The Players: Kamasi Washington, tenor sax; Ryan Porter, trombone; Rickey Washington, soprano sax & flute; Ronald Bruner Jr., drums; Patrice Quinn, vocals; Brandon Coleman keyboards; Joshua Crumbly, bass; unnamed, piano.

 

Album Review: The Epic, Kamasi Washington (Brainfeeder, May 2015)

kwKamasi Washington is a jazz saxophonist that joins the vanguard of musicians bridging jazz with contemporary music from the many genres in its orbit. Listening to his album, The Epic, I wonder if Washington is this generation’s Herbie Hancock – someone who pushes the boundaries of jazz but does so from a place of legitimacy.
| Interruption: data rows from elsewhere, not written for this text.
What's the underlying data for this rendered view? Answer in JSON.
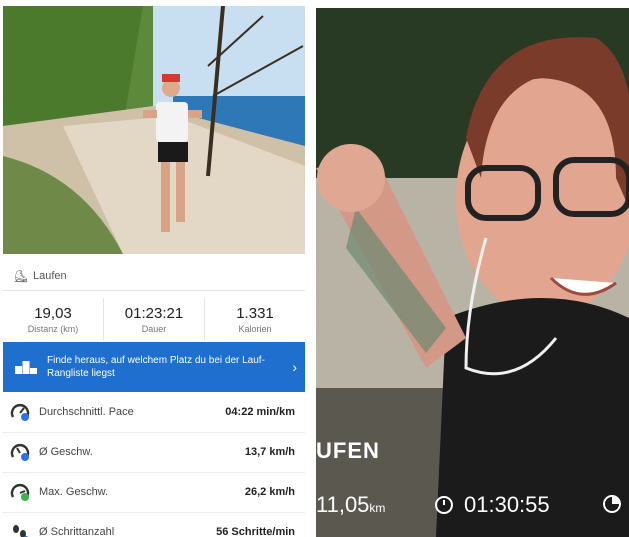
{
  "left_panel": {
    "activity": {
      "icon": "running-shoe-icon",
      "label": "Laufen"
    },
    "stats": [
      {
        "value": "19,03",
        "label": "Distanz (km)"
      },
      {
        "value": "01:23:21",
        "label": "Dauer"
      },
      {
        "value": "1.331",
        "label": "Kalorien"
      }
    ],
    "banner": {
      "text": "Finde heraus, auf welchem Platz du bei der Lauf-Rangliste liegst",
      "icon": "podium-icon",
      "chevron": "›"
    },
    "metrics": [
      {
        "label": "Durchschnittl. Pace",
        "value": "04:22 min/km",
        "icon": "pace-gauge-icon"
      },
      {
        "label": "Ø Geschw.",
        "value": "13,7 km/h",
        "icon": "speed-gauge-icon"
      },
      {
        "label": "Max. Geschw.",
        "value": "26,2 km/h",
        "icon": "max-speed-gauge-icon"
      },
      {
        "label": "Ø Schrittanzahl",
        "value": "56 Schritte/min",
        "icon": "footsteps-icon"
      }
    ]
  },
  "right_panel": {
    "title": "UFEN",
    "distance": "11,05",
    "distance_unit": "km",
    "duration": "01:30:55",
    "icons": [
      "stopwatch-icon",
      "progress-pie-icon"
    ]
  },
  "colors": {
    "banner_bg": "#1f6fcf",
    "pace_icon_blue": "#2f6ff0",
    "max_icon_green": "#3bb54a"
  }
}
You might say the same of Robert Glasper and jazz innovators before him like Guru and Ronny Jordan. But there is something different about Washington’s brand of innovation. Perhaps it is his pedigree, having played with legends like Wayne Shorter, Herbie Hancock, Harvey MasonKenny Burrell, and George Duke.

The Epic is an incredibly immersive listening experience. I would liken it to a concept album by a band like Pink Floyd or an opus like Miles Davis’ Bitches Brew. It’s not the ethereality or electronic treatment that inspires this comparison. Rather, it is the ambition, the grandioseness of this album. It is truly the epic jazz album of the year, if not this decade.
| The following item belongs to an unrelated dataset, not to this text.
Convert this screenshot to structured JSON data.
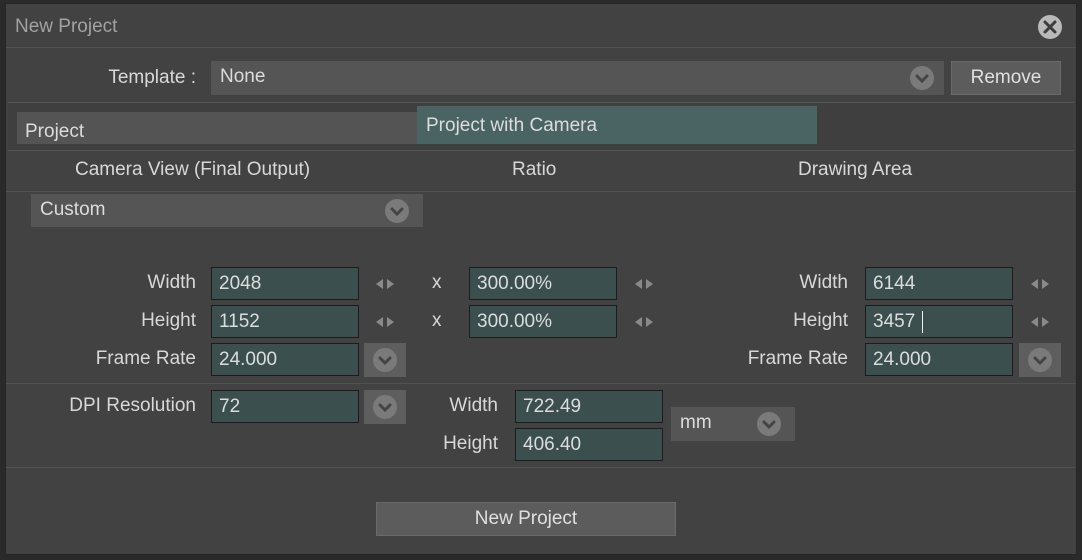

The Epic’s ambience is established through a combination of Washington’s improvisation, a steady and pervasive baseline from Miles Mosley’s acoustic bass, and 20-person choir that evokes a blend of 60’s spiritual jazz and sci-fi cinematic scores. This sound emerges as Washington’s signature while being subdued enough to support, not displace, the profound range and depth of performances and compositions on the album.

With nearly 3 hours of music, the musicians are well showcased. I can’t recall the last time I heard so many generous and wonderful trombone solos, as played by Ryan Porter on tracks like “Leroy and Lanisha” and “Re-Run Home.” Igmar Thomas’ trumpet is another capable foil to Washington’s tenor sax. Stephen Bruner (a.k.a. Thundercat) brings his unique electric bass sound to “Askim,” interplaying fantastically with the majestic choir conducted by Miguel Atwood-Ferguson. Atwood-Ferguson, incidentally, worked on another recent spiritual jazz revival of sorts, my personal pick for 2014 album of the year, Church, by Mark de Clive Lowe.
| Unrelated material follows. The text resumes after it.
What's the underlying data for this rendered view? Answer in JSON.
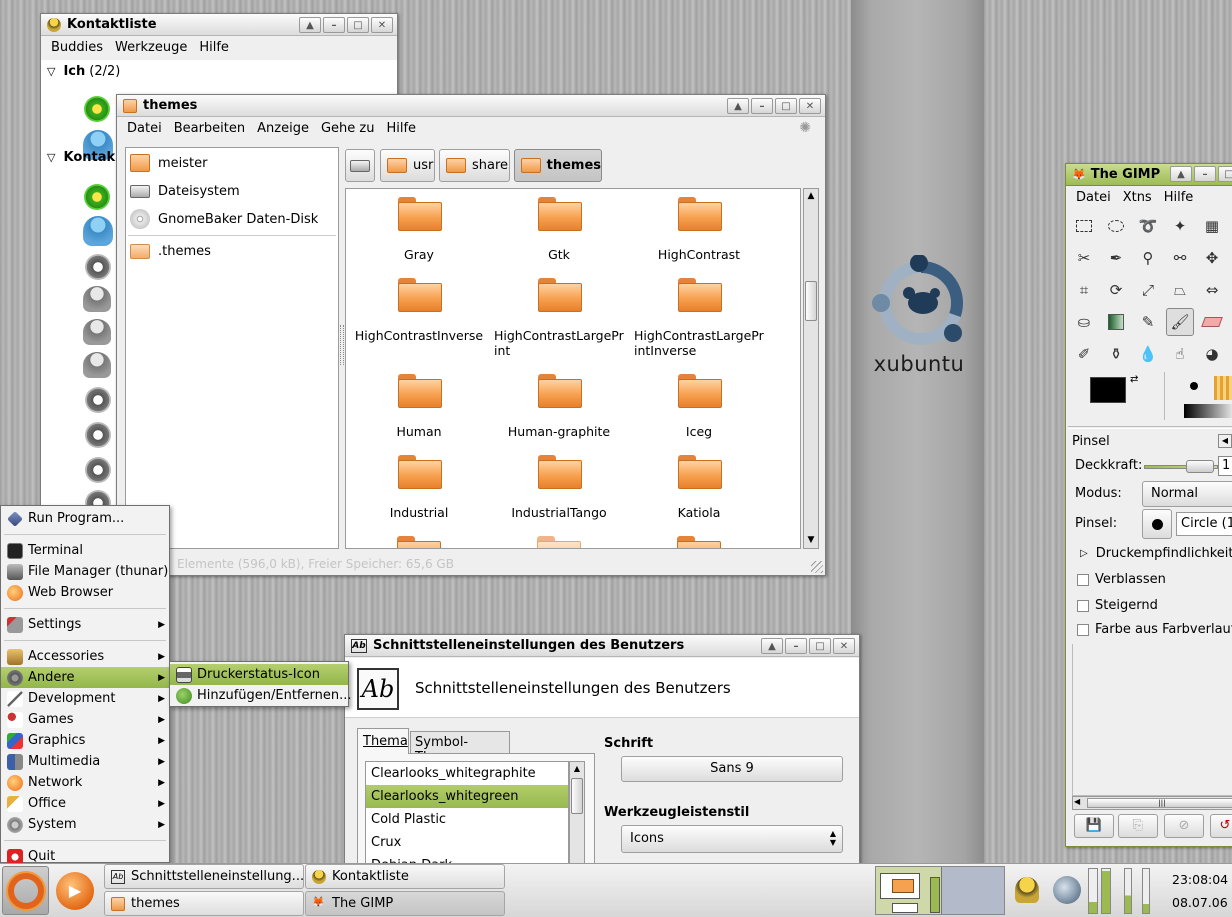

Washington himself is a remarkable talent on the saxophone. His range is broad, from hard blowing dissonance reminiscent of Pharoah Sanders to the easy swing of a popular saxophonist like Grover Washington Jr. Kamasi Washington is comfortable and capable at both extremes and this album sees him traverse the expanse.

The Epic’s more conventional arrangements include “Cherokee,” a lovely tune sung by Patrice Quinn in the best tradition of lounge jazz and a version of Debussy’s “Clair de Lune,” arranged in 3/4 time while maintaining the composition’s lilting beauty.

To me, this album’s appeal is peculiar because I find it simultaneously exhilarating and comforting. I’m excited by its newness – but also comforted that we have a new and credible steward to lead jazz forward. With The Epic, Kamasi Washington sets forth.

 

The Players: Kamasi Washington – Tenor Saxophone; Thundercat – Electric Bass; Miles Mosley – Acoustic Bass; Ronald Bruner Jr. – Drums; Tony Austin – Drums; Leon Mobley – Percussion; Cameron Graves – Piano; Brandon Coleman – Keyboards; Ryan Porter – Trombone; Igmar Thomas – Trumpet; Patrice Quinn – Lead Vocal; Dwight Tribble – Lead Vocal